Beyond 2000. Will watches have video displays? Will cities float? Will cars drive themselves? What are your predictions for the next millennium? Students can read a few predictions from the pages of National Geographic's Beyond 2000 Web site and then submit their own predictions.
of the Future. Twenty years from now, where will you live? What type of family will you have? How will you be connected to the world? What will your house look like? The Unreal Estate activity from the Newspapers in Education arm of Long Island Newsday challenges your students to design their future . The activity is one of many activities from the newspaper's Our Future lesson plans page.
Twenty-First Century Time Capsule. In this activity, students think about, discuss, read about, write about, research, formulate, and evaluate ideas related to developments in the 20th century. The activity opens with a discussion of which item -- a cordless telephone or cell phone, a television, a CD player, or a personal computer -- would be most difficult to live without. Then the class is divided into groups to brainstorm and discuss what students believe is the most important technological development of the 20th century. Each group gives a brief argument for its choice. Then the class debates the different choices and votes for one development to represent the 20th century. After the debate, students will prepare a time capsule to be opened in 100 years. Discovery.com created the entire Twenty-First Century Time Capsule activity -- including student handouts.
Picture the Future. The Picture the Future interdisciplinary learning project will engage K-12 students. Working in teams with educators, community leaders, and professionals in many fields, young people will weave the arts, sciences, and humanities into an exploration of their own communities. They will learn about the best of the past and present and apply it to the future. The result: a new community that is scientifically sound and offers a high quality of life, in which they would be proud to live. The U.S. Department of Education, NASA and its Jet Propulsion Laboratory, the National Endowment for the Arts, and the J. Paul Getty Trust developed this project.

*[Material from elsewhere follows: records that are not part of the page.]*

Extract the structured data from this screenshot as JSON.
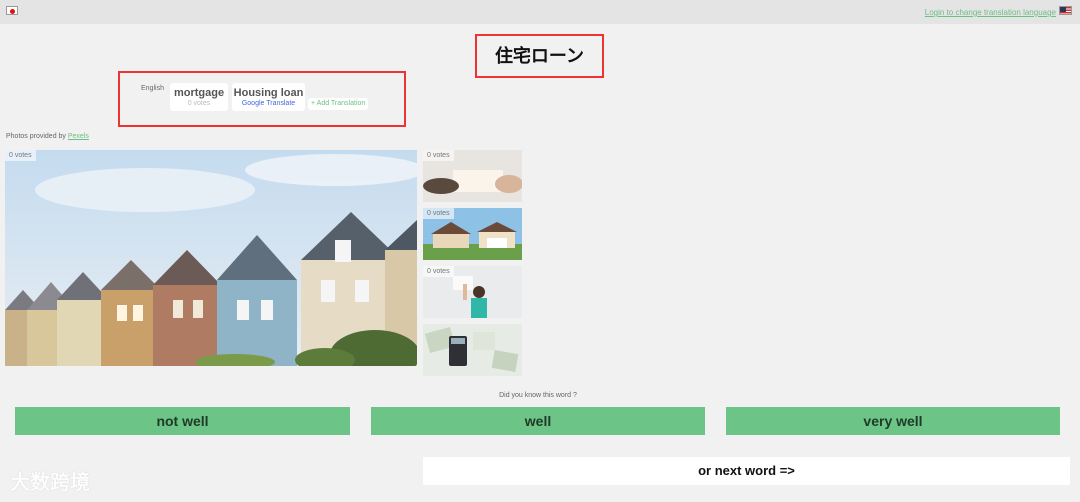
{
  "topbar": {
    "login_link": "Login to change translation language",
    "left_flag_icon": "japan-flag-icon",
    "right_flag_icon": "us-flag-icon"
  },
  "word": {
    "title": "住宅ローン"
  },
  "translations": {
    "language_label": "English",
    "items": [
      {
        "text": "mortgage",
        "sub": "0 votes"
      },
      {
        "text": "Housing loan",
        "sub": "Google Translate"
      }
    ],
    "add_label": "+ Add Translation"
  },
  "photos": {
    "credit_prefix": "Photos provided by ",
    "credit_link": "Pexels",
    "main_votes": "0 votes",
    "thumbs": [
      {
        "votes": "0 votes"
      },
      {
        "votes": "0 votes"
      },
      {
        "votes": "0 votes"
      },
      {
        "votes": ""
      }
    ]
  },
  "quiz": {
    "question": "Did you know this word ?",
    "not_well": "not well",
    "well": "well",
    "very_well": "very well",
    "next": "or next word =>"
  },
  "watermark": "大数跨境",
  "colors": {
    "accent": "#6cc487",
    "link": "#6cc081",
    "highlight_border": "#e33333"
  }
}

Article by Gary Hopkins
Education World® Editor-in-Chief
Copyright © 2000 Education World